:: Problem to solve ::
Locate the string "出荷予定" in the records below. Copy every line where it occurs.

:: Data shown ::
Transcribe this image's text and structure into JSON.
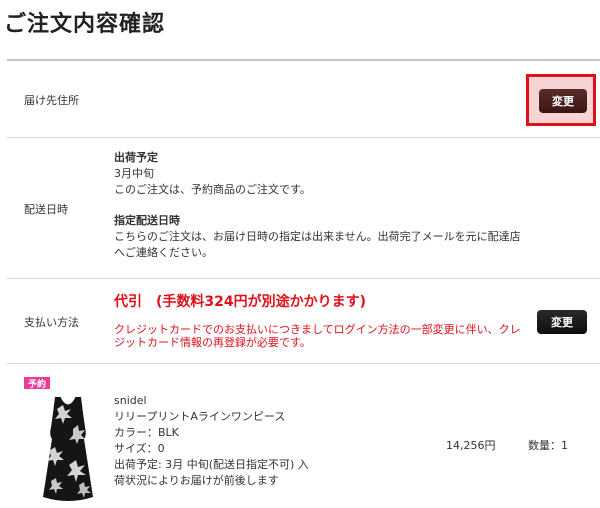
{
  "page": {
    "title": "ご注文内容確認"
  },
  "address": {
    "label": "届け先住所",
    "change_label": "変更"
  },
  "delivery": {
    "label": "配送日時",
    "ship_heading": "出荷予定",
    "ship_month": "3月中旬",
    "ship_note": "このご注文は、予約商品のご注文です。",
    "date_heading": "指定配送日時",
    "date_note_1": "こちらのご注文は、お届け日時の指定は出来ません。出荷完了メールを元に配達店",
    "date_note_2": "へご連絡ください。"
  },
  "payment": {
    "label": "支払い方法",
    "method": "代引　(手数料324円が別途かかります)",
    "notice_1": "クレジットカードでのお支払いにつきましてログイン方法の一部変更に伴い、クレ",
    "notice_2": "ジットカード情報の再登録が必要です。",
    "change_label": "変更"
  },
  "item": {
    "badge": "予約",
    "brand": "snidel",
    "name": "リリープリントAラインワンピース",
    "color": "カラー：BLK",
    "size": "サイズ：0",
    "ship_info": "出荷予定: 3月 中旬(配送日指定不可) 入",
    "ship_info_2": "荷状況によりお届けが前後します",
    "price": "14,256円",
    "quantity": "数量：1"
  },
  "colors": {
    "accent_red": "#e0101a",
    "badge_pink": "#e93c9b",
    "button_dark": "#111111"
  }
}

:: Task solution ::
    "ship_heading": "出荷予定",
    "ship_info": "出荷予定: 3月 中旬(配送日指定不可) 入",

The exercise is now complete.